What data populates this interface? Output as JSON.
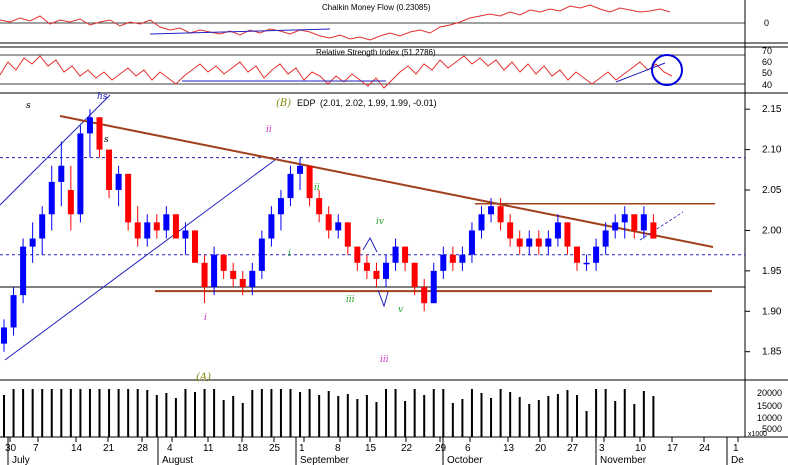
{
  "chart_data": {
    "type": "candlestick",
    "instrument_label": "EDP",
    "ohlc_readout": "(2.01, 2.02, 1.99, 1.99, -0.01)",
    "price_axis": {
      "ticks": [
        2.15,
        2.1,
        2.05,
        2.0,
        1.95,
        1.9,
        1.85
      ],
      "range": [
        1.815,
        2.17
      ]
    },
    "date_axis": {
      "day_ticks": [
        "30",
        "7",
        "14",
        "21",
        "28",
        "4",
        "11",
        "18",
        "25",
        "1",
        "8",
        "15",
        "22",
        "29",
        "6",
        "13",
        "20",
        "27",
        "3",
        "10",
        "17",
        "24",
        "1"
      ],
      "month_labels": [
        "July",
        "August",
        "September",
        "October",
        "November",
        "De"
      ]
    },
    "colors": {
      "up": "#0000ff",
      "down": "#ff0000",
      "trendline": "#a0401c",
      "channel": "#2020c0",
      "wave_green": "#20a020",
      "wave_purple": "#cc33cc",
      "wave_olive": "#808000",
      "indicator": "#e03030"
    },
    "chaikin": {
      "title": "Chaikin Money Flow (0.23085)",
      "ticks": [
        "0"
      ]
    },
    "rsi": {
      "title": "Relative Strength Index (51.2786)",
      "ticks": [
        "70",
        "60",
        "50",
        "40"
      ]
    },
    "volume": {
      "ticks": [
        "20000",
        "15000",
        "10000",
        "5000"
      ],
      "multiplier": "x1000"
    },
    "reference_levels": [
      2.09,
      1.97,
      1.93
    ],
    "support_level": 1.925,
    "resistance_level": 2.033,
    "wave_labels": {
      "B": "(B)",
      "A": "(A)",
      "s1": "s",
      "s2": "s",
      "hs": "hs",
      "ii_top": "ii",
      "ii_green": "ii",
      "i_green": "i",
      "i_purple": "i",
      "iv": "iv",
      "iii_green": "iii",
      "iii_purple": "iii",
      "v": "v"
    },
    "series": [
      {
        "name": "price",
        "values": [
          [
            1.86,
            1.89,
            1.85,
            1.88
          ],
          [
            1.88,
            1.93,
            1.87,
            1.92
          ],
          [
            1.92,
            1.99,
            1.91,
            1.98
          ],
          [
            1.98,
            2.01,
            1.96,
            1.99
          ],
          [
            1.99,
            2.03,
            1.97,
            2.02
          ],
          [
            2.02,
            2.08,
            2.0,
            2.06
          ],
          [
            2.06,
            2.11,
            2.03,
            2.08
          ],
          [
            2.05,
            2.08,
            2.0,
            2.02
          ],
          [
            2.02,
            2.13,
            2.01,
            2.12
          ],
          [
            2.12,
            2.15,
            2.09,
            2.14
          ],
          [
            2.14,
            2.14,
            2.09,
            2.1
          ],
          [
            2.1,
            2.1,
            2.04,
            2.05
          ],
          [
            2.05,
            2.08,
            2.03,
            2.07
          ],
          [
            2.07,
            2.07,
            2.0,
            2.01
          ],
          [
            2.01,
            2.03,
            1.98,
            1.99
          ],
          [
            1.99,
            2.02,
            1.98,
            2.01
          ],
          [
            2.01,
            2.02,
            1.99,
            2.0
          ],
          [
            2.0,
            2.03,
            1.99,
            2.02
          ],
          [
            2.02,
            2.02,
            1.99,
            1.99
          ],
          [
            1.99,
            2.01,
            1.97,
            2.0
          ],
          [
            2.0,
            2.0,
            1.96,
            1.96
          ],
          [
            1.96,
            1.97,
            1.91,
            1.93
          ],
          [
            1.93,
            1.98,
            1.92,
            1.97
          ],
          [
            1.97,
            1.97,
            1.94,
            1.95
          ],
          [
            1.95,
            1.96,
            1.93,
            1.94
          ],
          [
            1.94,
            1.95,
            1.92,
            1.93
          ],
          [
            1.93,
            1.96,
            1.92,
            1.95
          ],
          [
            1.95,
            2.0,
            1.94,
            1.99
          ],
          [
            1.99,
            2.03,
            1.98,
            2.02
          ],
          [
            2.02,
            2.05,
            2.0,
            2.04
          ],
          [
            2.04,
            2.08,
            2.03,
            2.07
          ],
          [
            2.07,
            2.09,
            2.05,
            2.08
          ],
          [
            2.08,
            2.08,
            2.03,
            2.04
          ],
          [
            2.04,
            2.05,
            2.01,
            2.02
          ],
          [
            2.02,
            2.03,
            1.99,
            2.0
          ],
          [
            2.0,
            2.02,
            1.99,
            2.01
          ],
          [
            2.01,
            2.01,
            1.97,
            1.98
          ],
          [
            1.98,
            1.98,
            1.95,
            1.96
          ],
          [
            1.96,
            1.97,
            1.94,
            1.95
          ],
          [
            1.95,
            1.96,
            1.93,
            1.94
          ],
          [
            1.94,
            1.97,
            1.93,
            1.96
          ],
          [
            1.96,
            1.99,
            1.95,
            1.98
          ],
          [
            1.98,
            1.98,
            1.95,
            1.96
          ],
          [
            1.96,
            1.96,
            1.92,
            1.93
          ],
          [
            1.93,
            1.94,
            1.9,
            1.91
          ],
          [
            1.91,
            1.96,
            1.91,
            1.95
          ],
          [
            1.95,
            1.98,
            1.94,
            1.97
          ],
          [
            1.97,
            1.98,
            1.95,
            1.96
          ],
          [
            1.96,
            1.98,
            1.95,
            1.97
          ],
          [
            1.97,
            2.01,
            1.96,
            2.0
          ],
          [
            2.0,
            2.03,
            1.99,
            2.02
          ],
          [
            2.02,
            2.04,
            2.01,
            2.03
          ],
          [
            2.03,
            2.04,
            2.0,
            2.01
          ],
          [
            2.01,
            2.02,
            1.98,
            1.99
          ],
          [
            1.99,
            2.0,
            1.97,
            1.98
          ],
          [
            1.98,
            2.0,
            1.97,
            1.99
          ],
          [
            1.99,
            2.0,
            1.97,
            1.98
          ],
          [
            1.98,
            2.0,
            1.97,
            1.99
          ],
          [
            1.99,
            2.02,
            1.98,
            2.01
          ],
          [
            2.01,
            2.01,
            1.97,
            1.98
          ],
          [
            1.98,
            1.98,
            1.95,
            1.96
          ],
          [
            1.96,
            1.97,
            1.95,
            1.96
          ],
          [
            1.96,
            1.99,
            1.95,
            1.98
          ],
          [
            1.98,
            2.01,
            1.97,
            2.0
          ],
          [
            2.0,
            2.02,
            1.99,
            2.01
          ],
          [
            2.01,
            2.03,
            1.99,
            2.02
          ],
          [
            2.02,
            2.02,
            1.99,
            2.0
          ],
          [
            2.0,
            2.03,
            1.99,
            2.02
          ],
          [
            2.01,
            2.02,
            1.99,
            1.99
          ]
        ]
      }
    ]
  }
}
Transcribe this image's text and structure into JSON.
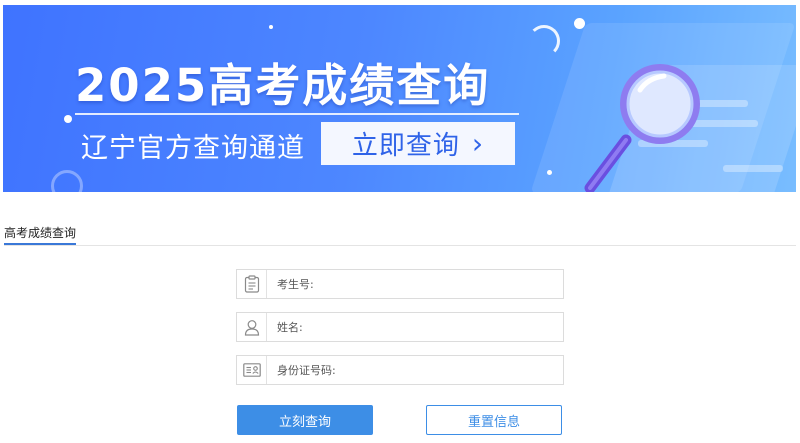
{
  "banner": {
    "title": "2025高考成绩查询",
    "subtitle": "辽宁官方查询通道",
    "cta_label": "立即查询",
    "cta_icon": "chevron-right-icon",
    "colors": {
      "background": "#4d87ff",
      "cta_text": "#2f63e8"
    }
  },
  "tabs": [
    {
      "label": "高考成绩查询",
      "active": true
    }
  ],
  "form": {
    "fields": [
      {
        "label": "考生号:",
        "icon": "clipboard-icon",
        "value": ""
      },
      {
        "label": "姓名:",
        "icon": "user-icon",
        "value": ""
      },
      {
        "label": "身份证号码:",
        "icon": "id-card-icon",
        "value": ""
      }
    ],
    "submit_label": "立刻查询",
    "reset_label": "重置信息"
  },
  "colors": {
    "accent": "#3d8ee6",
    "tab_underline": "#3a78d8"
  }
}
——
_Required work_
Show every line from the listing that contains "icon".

_Solution for this task_
    "cta_icon": "chevron-right-icon",
        "icon": "clipboard-icon",
        "icon": "user-icon",
        "icon": "id-card-icon",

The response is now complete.